A few weeks ago, I had the opportunity to talk with author Alexa Fleckenstein. And somewhere, amongst our many topics of discussion, she began talking about an old German war poem, and given my background, she insisted on sharing the poem with me; and since she could not find an English translation, she translated it herself. I figured that now, as we enter year twelve of the war in Afghanistan, was an appropriate time to share. It is a beautiful poem and translation. Read it below.
Erich Kästner: But when the next War seemed a certain fact
But when the next War seemed a certain fact,
The women said: No way!
And locked in brother, husband, son
And took the keys away.
In every country, every town, they stormed
Each sergeant’s, major’s, off’cer’s home,
And chased the guys, and got them tight,
And beat them with a broom.
They gave a beating to everyone who
had ordered to break the peace:
The bankers, brokers, ministers,
Generals and military police.
A lot of brooms were shattered then
And many a blowhard finished and done.
So many men cried, so many men whined.
The War was over before begun.
All that accomplished, the women went home
To brother, husband, son,
And said there was no War.
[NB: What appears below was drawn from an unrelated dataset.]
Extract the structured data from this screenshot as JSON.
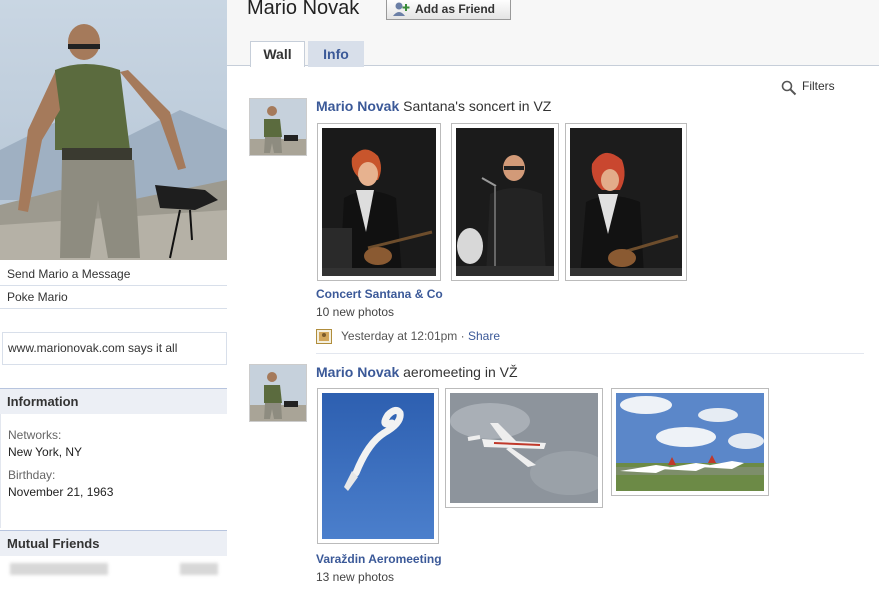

The men looked hard not in their eyes
But rather to the floor.
[translated by Alexa Fleckenstein 2012]